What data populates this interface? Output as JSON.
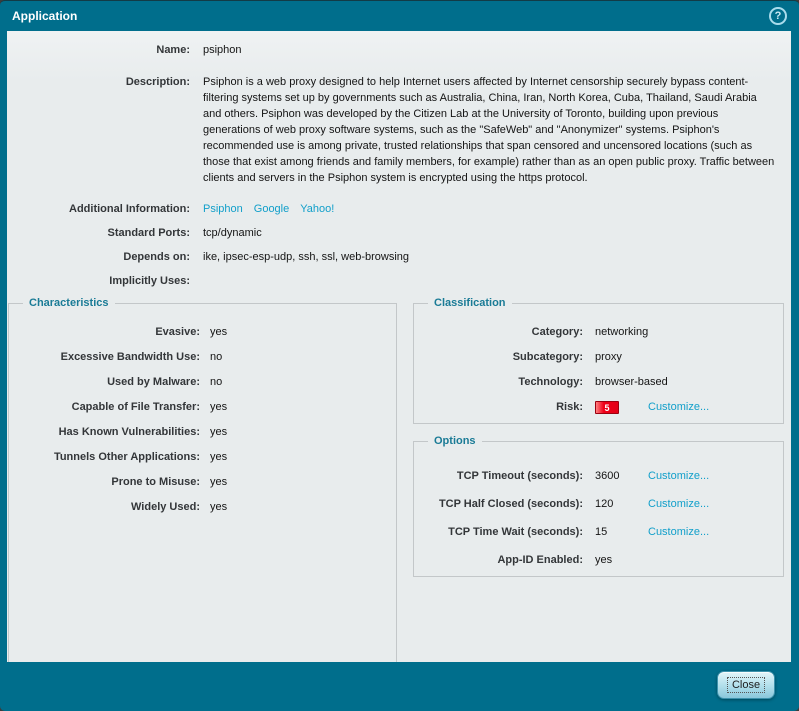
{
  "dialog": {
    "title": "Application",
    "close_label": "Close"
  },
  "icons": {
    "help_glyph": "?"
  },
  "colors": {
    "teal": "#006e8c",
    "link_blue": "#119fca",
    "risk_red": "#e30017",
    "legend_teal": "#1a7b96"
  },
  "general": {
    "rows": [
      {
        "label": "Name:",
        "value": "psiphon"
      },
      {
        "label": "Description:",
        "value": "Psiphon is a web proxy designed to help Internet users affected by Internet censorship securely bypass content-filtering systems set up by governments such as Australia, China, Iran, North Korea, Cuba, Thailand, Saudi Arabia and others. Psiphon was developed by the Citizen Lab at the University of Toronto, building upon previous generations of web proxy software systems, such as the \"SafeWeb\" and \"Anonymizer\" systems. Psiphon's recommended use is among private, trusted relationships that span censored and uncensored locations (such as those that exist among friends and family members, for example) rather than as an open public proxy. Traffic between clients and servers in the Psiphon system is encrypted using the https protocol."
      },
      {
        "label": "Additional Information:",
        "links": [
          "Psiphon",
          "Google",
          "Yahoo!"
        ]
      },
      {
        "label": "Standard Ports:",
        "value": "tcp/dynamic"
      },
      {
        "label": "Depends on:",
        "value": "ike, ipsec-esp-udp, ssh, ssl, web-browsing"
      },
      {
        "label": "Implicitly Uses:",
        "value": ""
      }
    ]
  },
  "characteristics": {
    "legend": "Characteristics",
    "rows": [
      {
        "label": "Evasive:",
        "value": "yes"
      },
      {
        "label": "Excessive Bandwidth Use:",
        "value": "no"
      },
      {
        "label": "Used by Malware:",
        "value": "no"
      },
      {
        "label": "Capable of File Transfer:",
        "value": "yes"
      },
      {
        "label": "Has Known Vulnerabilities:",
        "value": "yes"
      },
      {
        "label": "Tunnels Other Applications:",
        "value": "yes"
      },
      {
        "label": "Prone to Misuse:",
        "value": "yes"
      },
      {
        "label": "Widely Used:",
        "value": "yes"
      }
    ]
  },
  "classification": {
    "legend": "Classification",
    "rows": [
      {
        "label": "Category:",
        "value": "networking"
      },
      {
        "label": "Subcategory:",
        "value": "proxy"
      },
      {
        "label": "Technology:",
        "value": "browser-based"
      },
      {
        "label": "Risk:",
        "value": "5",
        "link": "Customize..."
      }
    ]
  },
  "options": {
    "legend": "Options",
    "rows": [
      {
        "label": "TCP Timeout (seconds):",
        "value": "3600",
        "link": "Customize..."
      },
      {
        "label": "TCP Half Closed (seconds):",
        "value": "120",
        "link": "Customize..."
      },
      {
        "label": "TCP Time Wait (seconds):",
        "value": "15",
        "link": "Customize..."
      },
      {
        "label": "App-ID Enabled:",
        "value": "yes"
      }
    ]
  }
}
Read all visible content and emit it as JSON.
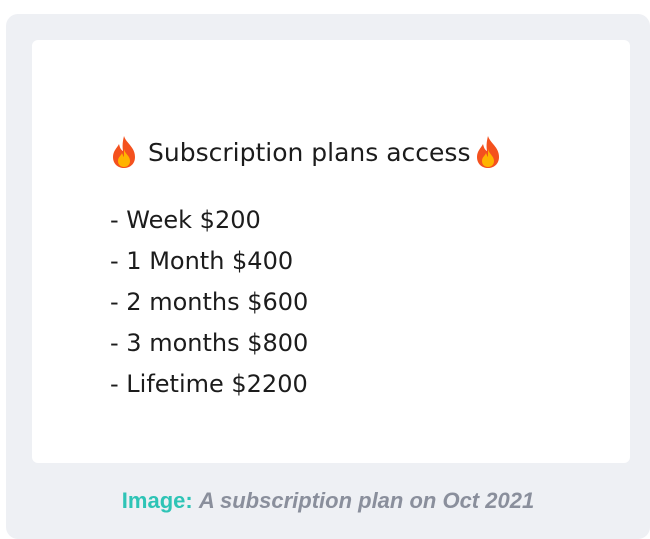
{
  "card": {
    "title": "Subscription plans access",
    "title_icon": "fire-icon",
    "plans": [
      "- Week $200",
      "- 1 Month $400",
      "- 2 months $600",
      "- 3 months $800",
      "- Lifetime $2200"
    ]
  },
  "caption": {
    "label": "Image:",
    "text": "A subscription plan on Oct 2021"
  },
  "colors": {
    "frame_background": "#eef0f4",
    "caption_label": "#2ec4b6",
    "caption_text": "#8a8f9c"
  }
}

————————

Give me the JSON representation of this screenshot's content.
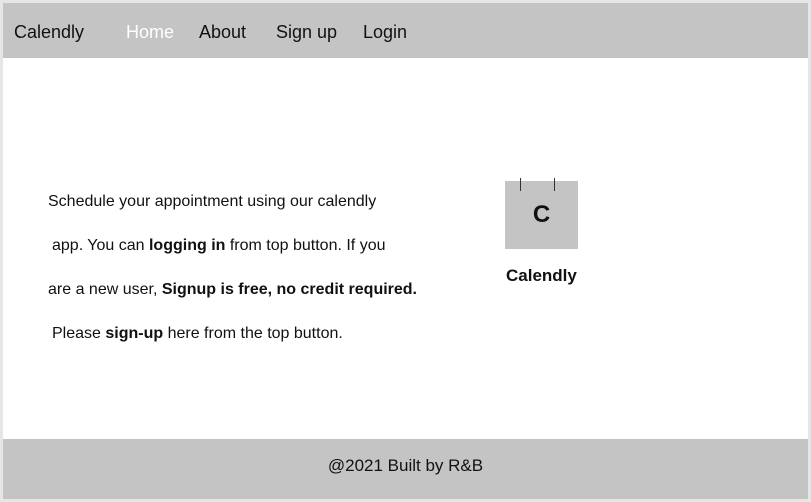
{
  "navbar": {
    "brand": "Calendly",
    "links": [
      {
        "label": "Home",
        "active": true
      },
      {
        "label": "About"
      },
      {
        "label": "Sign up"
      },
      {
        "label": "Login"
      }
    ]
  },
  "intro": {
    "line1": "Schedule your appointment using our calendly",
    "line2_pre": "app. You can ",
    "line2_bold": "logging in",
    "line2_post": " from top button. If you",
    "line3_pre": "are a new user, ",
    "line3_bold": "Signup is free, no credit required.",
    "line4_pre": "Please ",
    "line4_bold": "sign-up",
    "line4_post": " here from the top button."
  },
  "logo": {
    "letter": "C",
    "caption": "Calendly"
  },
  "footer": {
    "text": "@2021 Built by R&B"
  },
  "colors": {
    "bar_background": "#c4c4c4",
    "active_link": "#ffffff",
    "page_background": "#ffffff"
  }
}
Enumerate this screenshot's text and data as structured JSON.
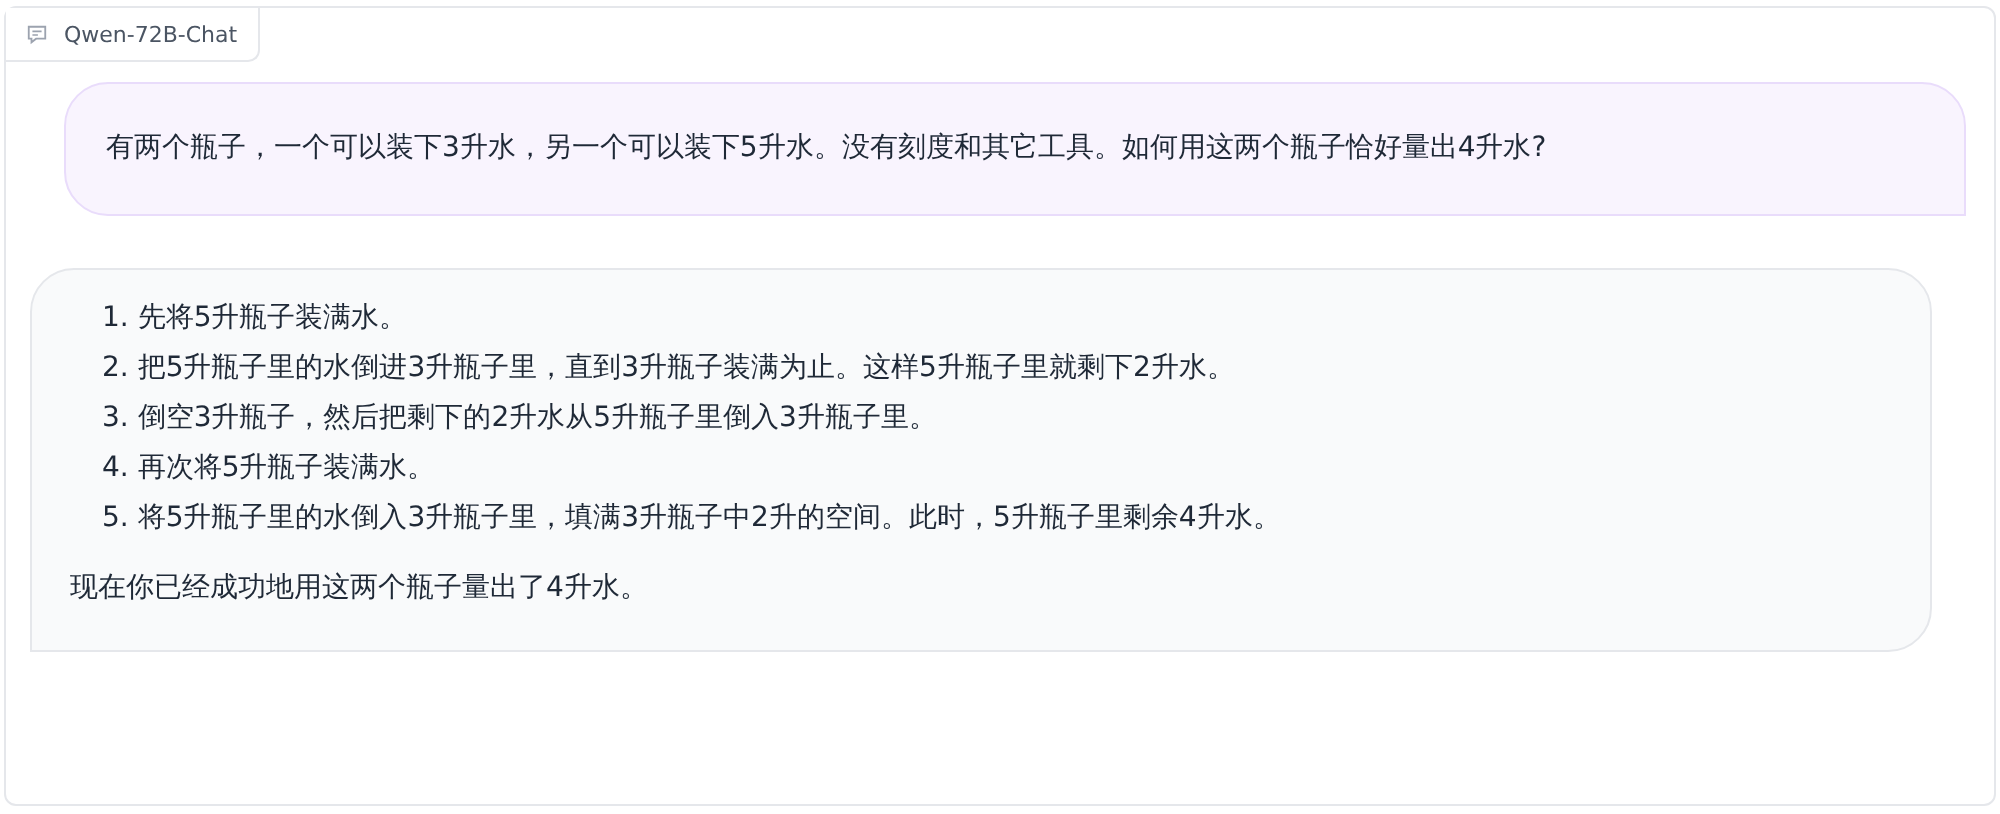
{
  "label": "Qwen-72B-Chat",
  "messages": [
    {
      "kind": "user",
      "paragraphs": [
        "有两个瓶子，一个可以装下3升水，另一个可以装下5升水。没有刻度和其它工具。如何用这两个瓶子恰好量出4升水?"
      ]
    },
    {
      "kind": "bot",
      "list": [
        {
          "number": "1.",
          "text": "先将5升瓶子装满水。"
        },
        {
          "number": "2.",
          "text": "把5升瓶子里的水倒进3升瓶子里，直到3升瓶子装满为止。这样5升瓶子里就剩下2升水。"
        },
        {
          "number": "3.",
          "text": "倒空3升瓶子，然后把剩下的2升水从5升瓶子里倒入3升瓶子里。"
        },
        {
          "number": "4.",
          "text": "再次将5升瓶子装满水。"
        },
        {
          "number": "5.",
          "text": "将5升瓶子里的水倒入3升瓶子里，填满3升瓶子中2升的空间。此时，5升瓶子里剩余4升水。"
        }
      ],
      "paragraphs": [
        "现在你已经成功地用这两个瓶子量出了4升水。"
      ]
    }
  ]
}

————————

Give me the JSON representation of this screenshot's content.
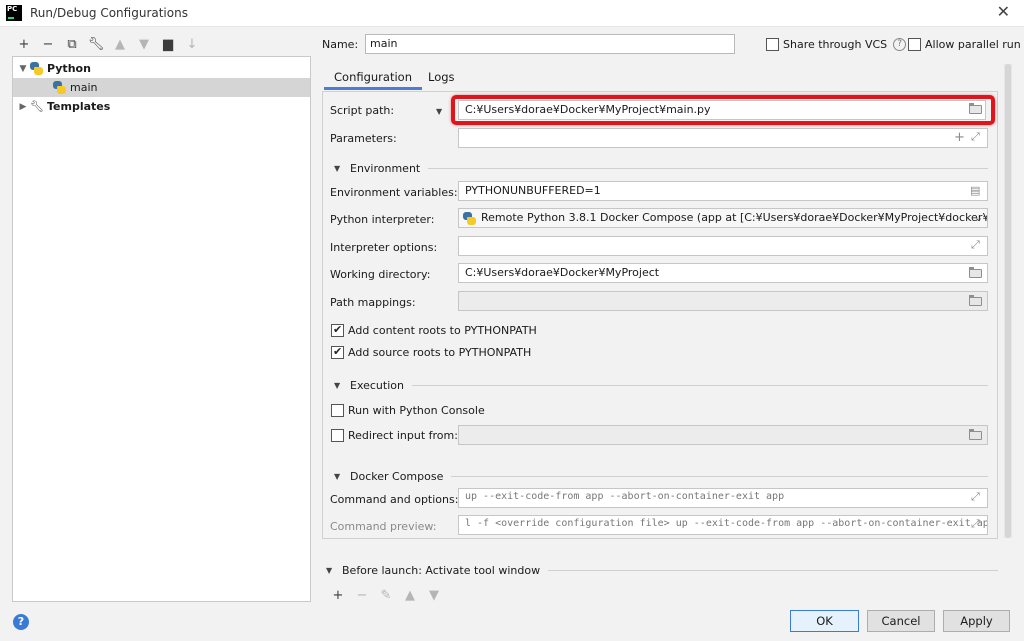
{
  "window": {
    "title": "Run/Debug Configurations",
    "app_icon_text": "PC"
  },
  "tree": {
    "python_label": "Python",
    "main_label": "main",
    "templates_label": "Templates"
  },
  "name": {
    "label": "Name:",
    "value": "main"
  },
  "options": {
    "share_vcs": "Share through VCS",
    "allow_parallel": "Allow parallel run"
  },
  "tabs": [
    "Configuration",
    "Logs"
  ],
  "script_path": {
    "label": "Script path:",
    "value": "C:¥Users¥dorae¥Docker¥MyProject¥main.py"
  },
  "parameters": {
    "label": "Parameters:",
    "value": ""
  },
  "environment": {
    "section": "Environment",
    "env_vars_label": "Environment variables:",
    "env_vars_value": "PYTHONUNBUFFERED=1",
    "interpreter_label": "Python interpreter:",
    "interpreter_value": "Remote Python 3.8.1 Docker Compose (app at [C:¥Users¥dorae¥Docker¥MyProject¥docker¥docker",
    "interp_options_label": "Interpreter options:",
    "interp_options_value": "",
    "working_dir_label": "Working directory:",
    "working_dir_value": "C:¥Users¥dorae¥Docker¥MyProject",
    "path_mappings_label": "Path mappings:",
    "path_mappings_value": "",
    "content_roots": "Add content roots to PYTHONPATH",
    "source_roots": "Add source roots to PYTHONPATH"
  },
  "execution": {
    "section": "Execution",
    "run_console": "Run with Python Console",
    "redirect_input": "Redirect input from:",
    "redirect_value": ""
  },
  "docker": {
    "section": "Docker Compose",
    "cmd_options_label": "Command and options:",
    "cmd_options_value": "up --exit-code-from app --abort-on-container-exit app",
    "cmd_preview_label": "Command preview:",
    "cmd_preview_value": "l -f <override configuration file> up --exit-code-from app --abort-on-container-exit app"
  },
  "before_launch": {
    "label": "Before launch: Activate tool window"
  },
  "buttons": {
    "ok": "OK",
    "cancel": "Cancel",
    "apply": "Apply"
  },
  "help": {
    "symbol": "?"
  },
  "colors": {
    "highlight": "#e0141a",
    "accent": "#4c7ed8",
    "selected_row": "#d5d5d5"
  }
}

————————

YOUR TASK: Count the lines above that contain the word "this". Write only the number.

ANSWER SPACE: 4